Bill Taylor and George Kent
Bill Taylor and George Kent are sworn in. Photo: Joshua Roberts - Pool/Getty Images

In a surprise revelation during a day with more drama than news, the top U.S. diplomat to Ukraine testified during the House impeachment hearing that he learned about another Trump phone call last week.

Driving the news: Bill Taylor learned last week that a staffer overheard President Trump discuss "the investigations" in Ukraine with EU Ambassador Gordon Sondland the day after Trump's July 25 call with the president of Ukraine, he told the House Intel Committee today.

Why it matters: It’s an example of Trump personally involving himself at the ground level with the push to have the Ukrainian president announce these investigations.

  • It would tie Trump more directly to the pressure campaign and make it more difficult to say it was Rudy Giuliani going rogue, or just Sondland’s interpretation of what Trump wanted.
  • Trump responded at a presser: "I know nothing about that. First time I've heard." (Video).

The big picture: No one's expecting to learn much from these hearings, which feature witnesses who've already been deposed behind closed doors.

  • Democrats hope the public will be galvanized by a stream of public servants speaking out about abnormal behavior.
  • Republicans hope they can keep the discussion focused on improprieties by people who aren't named Donald J. Trump, including even alleging wrongdoings by prior administrations.

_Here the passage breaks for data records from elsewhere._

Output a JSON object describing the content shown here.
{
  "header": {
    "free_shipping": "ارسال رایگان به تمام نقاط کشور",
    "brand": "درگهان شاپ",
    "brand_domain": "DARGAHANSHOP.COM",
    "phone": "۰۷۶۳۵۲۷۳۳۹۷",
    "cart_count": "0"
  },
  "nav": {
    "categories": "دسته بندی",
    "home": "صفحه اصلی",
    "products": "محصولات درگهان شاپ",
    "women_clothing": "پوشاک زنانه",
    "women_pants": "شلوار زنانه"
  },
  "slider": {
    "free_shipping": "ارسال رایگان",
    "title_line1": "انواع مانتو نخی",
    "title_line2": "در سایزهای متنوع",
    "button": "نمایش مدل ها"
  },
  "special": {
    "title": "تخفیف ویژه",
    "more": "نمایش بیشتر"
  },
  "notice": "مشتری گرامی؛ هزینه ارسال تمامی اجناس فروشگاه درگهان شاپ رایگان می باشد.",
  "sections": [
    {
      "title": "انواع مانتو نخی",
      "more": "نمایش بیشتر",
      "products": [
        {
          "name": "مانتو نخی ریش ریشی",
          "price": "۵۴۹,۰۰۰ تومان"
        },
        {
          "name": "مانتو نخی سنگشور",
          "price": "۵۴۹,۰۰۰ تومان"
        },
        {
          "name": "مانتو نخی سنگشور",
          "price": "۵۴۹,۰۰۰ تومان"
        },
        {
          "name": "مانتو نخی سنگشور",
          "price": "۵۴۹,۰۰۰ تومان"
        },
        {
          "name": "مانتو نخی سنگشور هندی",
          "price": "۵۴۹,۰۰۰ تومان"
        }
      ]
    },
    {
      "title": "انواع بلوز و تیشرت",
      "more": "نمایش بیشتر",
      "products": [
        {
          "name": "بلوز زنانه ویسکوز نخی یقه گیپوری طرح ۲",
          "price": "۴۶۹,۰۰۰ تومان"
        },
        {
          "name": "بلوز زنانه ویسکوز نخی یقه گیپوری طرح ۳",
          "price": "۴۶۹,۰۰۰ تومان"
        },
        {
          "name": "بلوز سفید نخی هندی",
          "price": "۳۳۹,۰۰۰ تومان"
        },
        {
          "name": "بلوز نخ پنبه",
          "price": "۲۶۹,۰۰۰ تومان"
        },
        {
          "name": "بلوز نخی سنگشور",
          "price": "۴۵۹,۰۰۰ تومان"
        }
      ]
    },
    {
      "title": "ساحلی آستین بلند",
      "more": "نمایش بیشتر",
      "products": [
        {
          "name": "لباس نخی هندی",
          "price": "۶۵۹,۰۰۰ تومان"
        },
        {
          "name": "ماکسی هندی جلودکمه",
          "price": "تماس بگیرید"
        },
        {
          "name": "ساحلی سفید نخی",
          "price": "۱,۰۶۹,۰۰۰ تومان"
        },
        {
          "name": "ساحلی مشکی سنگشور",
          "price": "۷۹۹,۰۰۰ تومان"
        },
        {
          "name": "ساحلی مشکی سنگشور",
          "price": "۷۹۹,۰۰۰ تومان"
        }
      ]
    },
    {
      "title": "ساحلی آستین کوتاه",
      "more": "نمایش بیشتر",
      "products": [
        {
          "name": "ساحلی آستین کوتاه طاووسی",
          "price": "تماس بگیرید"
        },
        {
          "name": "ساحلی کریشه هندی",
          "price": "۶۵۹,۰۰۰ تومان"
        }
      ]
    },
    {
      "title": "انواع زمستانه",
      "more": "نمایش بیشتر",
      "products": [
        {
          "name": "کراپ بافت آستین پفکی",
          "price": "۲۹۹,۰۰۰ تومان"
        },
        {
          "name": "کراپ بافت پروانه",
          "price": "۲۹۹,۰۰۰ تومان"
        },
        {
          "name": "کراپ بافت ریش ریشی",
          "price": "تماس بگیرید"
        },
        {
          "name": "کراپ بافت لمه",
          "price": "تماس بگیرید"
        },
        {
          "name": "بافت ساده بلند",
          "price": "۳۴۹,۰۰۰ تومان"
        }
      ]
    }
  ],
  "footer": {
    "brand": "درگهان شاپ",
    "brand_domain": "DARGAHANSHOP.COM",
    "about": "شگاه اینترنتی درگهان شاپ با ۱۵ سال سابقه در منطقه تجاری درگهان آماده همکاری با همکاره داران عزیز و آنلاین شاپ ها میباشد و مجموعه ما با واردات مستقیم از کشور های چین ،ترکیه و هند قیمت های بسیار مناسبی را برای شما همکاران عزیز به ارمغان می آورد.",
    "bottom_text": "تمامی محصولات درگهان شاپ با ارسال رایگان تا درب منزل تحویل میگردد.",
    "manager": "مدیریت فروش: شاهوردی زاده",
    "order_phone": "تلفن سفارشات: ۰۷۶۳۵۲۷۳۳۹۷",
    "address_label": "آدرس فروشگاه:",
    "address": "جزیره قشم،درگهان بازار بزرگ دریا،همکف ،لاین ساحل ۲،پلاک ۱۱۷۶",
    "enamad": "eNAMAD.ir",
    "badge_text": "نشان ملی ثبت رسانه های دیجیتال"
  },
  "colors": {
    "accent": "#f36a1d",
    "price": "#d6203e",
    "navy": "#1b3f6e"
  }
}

Between the lines: Taylor and George Kent said they had never had contact with the president.

  • Reality check: The White House is blocking most of the people who've had contact with Trump from testifying.
  • Instead, Taylor and Kent emphasized, their presence was to answer questions and express their alarm at the abnormality of the actions they witnessed from their own government this year in Ukraine.

What they're saying: House Democratic aides think this went better than Robert Mueller's hearing, but are worried that no matter what happens in these hearings, viewers will continue to see this through a partisan lens, Axios' Alayna Treene reports.

  • "The contrast of Taylor to Mueller ... is jarring. ... Taylor is in full command," the N.Y. Times' Maggie Haberman wrote on the Times live blog.

The bottom line: History is unfolding before us, but due to the splintering of modern media, expect people to walk away with very different impressions of what they're seeing — depending on where they see it.

Go deeper: More highlights from today's testimonies